UK retail is opening up and more people are going back to work, but when I look at the hard data across the world, I see worrying signs of a second wave of Covid.
Beware of the second wave, it is already beginning!
Will the economy see rapid recovery? Or will it be a slow drawn out affair? If it is the former, then stock markets are about right. If it is the latter, expect more sharp falls.
As for demonstrations around the world, I am still trying to figure out the precise connection with the Covid crisis. I would say that if you think that social discontent is bad now, imagine how much worse it will get if we see a second lockdown and the economic recovery is slow.
Looking at things solely from an economic and investment point of view, It’s the recent hard data on Covid-19 that bothers me.
A look around the world
In the US, the number of new infections in New York is falling rapidly — there were 661 new infections reported yesterday, whereas between the end of March and the middle of April there wasn’t a single occasion when daily new infections were less than 5,000.
But when you start looking at the rest of the US, things start to look more alarming. Yesterday (and remember, reported cases tend to be lower at weekends) there were inexcess of 1,000 daily infections in California, Texas, Florida, North Carolina, Arizona, and Alabama.
Last week, California, Texas and Florida all experienced their worse day for new infections since the beginning of the Covid-crisis.
Detailed data on most US states is not yet available, but the data we have so far suggests that the only states that are seeing rapidly falling infection numbers are the ones that had it especially badly in the first place.
In North Carolina, Arizona, Alabama, and South Carolina total number of infections yesterday, was more than 3% of the total number.
Looking elsewhere, in Iran over the last ten days or so, the average daily infection rate is twice the level from the beginning of May — you may recall, Iran was the first country outside of China and South East Asia to have a serious outbreak of the virus.
It is also taking off rapidly in India (total infections have doubled in the last three weeks and it now has the fourth highest number of total cases in the world) and South America (not just in Brazil, but there is rapid growth in Peru, Chile and Mexico.)
It is wonderful news that infection rates have fallen so sharply across Europe. However this virus has not been defeated yet. If you want to use a war analogy, we have passed the Dunkirk phase, but I am not sure whether we have reached Pearl Harbour yet.
Maybe, the country we should really be focusing on is China. Yesterday saw 57 new reported cases. It hasn’t had any deaths from the virus for several weeks. Assuming the data is accurate, then that is good news. But China is applying tactics in combatting the virus that freedom loving Western governments are reluctant to apply. Frankly, I think they are right to be so reluctant — freedom does come at a price which I think we should be willing to pay.
What are the economic implications?

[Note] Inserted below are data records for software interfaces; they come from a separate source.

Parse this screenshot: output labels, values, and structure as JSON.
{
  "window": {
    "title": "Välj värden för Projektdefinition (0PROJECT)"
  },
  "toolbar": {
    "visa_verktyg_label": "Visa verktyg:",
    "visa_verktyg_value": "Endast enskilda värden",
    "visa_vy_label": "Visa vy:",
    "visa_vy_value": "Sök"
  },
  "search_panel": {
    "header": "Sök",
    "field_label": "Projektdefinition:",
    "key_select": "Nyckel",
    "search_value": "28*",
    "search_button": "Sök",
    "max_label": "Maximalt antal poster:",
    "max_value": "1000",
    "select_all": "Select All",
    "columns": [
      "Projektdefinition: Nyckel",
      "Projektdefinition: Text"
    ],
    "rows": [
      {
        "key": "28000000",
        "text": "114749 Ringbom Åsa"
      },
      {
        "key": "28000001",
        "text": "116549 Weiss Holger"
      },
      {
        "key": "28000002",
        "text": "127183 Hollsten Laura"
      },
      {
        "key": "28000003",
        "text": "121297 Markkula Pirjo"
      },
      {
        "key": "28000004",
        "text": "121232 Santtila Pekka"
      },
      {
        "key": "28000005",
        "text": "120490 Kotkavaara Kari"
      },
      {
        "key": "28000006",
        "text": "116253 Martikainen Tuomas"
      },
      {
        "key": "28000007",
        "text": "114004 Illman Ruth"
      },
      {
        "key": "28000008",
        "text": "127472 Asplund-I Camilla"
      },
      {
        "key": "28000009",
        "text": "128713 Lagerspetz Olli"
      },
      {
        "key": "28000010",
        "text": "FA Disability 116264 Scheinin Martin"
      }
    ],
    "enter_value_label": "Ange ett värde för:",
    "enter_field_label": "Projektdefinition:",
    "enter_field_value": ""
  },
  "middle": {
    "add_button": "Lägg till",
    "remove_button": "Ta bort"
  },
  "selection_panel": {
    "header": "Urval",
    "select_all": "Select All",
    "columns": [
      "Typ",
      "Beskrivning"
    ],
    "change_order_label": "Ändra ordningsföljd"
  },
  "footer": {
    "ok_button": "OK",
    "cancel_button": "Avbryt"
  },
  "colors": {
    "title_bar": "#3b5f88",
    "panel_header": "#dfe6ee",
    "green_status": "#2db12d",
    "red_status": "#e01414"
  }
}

I think a big hit on the global economy is still to follow as there is still a serious risk of a second wave in Europe, including the UK.
I think the economic recovery is still some way off. Stock markets are still not pricing this in.

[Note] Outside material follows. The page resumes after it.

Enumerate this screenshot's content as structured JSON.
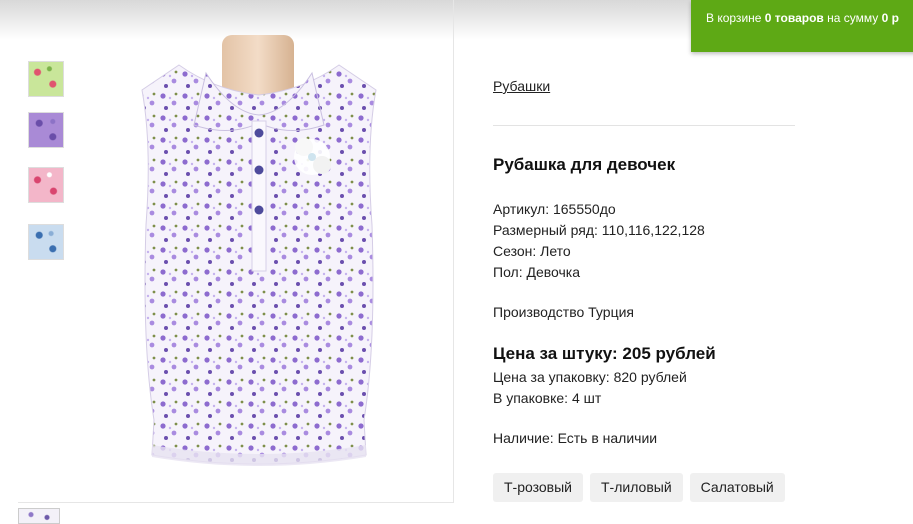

How do you tell when markets are close to bottom? Personally, I think the moment to buy is when all around you people have given up hope. But it will be hard to maintain your resolve in such times. Those who can will make a lot of money.
But, as suggested here many times before: the Zoom economy is here to stay. That's good news for online retail, cloud providers, tools that support collaboration over distance, such as Microsoft Teams or Slack, smartphones, AI, cybersecurity, and digital transformation.
For a list of UK techs see Sector spotlight: Tech software and services
These views are those of the author alone and do not necessarily reflect the view of The Share Centre, its officers and employees